Performing Race and Erasure: Cuba, Haiti, and US Culture, 1898-1940
Find in the Library
In this book, Shannon Rose Riley provides a critically rich investigation of representations of Cuba and Haiti in US culture in order to analyze their significance not only to the emergence of empire but especially to the reconfiguration of US racial structures along increasingly biracial lines. Based on impressive research and with extensive analysis of various textual and performance forms including a largely unique set of skits, plays, songs, cultural performances and other popular amusements, Riley shows that Cuba and Haiti were particularly meaningful to the ways that people in the US re-imagined themselves as black or white and that racial positions were renegotiated through what she calls acts of palimpsest: marking and unmarking, racing and erasing difference.

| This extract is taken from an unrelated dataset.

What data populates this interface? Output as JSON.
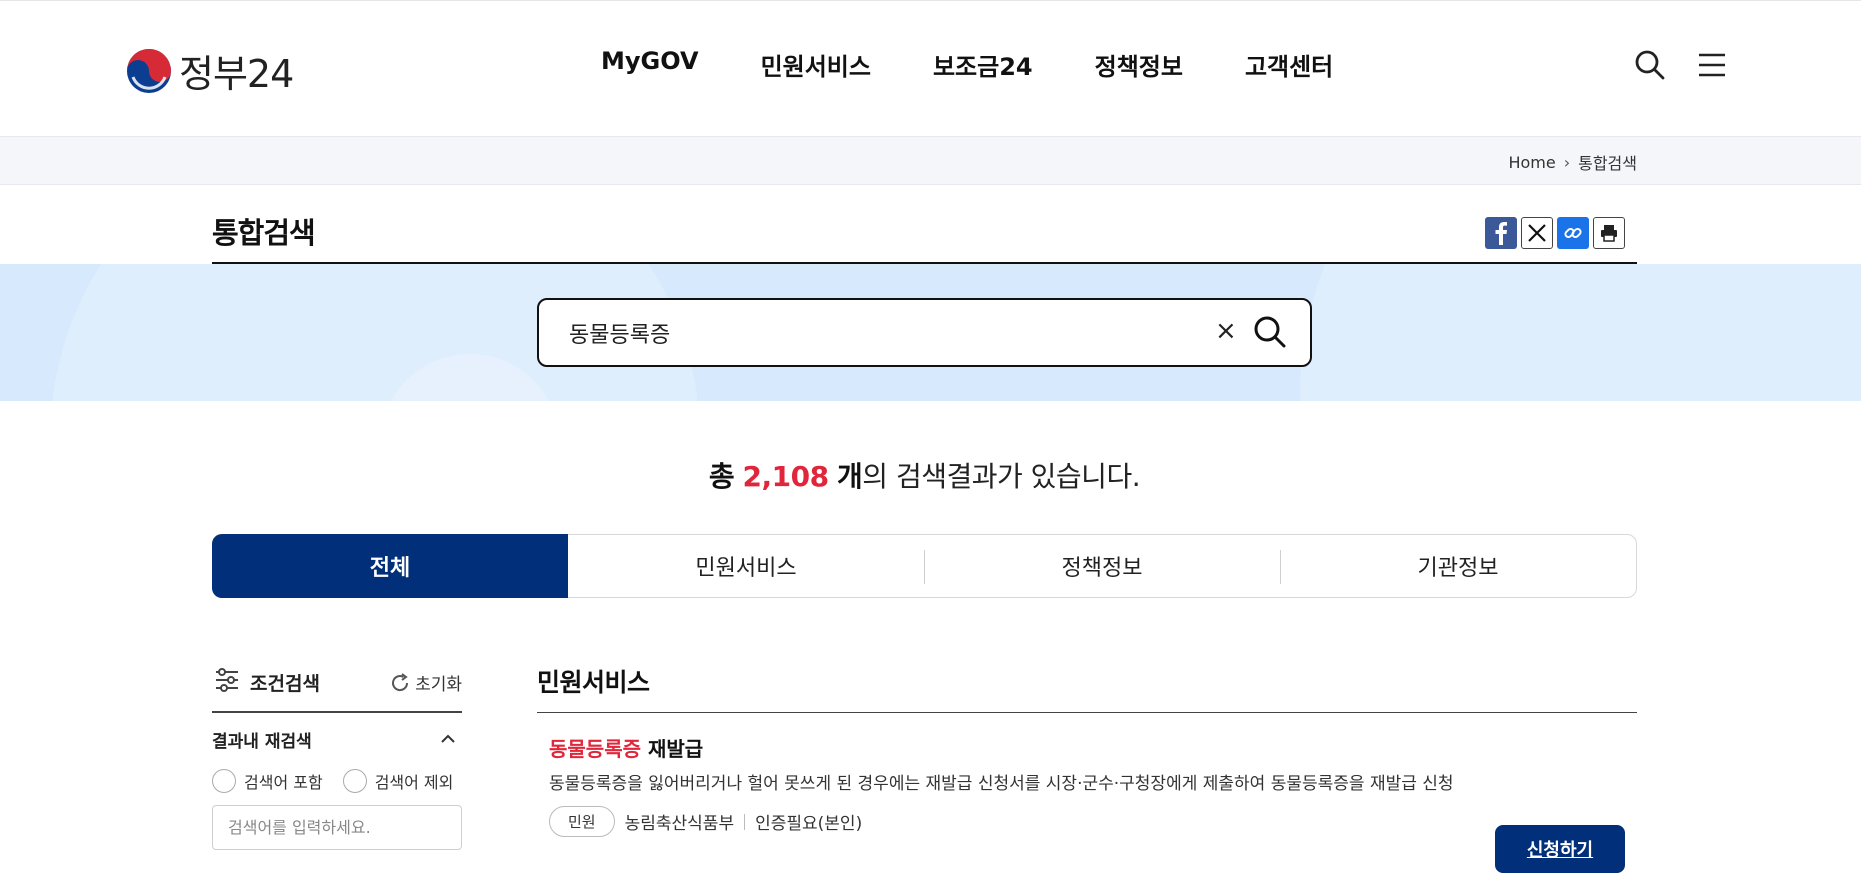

Riley’s book demands a reassessment of the importance of the occupations of Cuba and Haiti to US culture, challenging conventional understandings of performance, empire, and race at the turn of the twentieth century.